■ **REQUIRED ACTION**
From the line that contains "Give me the" to the last line of the entries, set down each line exactly as written, both ends included, with nothing else.

■ **DATA SECTION**
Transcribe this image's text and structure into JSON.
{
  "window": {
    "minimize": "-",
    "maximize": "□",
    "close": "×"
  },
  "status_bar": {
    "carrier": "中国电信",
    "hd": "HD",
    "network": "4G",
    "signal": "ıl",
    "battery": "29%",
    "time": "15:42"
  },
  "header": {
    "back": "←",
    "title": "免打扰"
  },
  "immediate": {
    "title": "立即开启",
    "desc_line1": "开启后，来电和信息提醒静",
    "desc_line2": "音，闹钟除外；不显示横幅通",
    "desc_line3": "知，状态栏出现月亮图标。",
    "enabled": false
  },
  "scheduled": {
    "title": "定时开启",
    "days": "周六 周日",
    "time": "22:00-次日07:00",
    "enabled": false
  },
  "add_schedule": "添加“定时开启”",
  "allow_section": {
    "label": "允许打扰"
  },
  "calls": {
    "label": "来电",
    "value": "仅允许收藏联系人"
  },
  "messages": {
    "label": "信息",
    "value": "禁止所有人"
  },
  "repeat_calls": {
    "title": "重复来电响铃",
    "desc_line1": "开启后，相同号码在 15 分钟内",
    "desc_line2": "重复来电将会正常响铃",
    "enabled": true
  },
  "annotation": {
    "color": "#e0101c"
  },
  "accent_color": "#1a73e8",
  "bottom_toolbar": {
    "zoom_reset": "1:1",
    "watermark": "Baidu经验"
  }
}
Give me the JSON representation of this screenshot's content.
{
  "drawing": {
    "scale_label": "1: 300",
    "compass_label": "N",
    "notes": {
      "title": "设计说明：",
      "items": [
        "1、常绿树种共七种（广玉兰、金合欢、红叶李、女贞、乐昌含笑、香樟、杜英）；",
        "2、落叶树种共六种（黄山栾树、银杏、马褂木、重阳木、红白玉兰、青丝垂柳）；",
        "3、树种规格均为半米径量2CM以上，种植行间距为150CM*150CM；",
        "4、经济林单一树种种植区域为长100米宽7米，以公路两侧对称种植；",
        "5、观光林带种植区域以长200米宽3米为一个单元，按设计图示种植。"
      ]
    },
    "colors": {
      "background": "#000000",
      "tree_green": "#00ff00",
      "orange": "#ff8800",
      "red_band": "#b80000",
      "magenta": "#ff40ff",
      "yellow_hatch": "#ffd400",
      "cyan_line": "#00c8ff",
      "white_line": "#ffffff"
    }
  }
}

■ **EXPECTED ANSWER**
Give me the JSON representation of this screenshot's content.
{
  "drawing": {
    "scale_label": "1: 300",
    "compass_label": "N",
    "notes": {
      "title": "设计说明：",
      "items": [
        "1、常绿树种共七种（广玉兰、金合欢、红叶李、女贞、乐昌含笑、香樟、杜英）；",
        "2、落叶树种共六种（黄山栾树、银杏、马褂木、重阳木、红白玉兰、青丝垂柳）；",
        "3、树种规格均为半米径量2CM以上，种植行间距为150CM*150CM；",
        "4、经济林单一树种种植区域为长100米宽7米，以公路两侧对称种植；",
        "5、观光林带种植区域以长200米宽3米为一个单元，按设计图示种植。"
      ]
    },
    "colors": {
      "background": "#000000",
      "tree_green": "#00ff00",
      "orange": "#ff8800",
      "red_band": "#b80000",
      "magenta": "#ff40ff",
      "yellow_hatch": "#ffd400",
      "cyan_line": "#00c8ff",
      "white_line": "#ffffff"
    }
  }
}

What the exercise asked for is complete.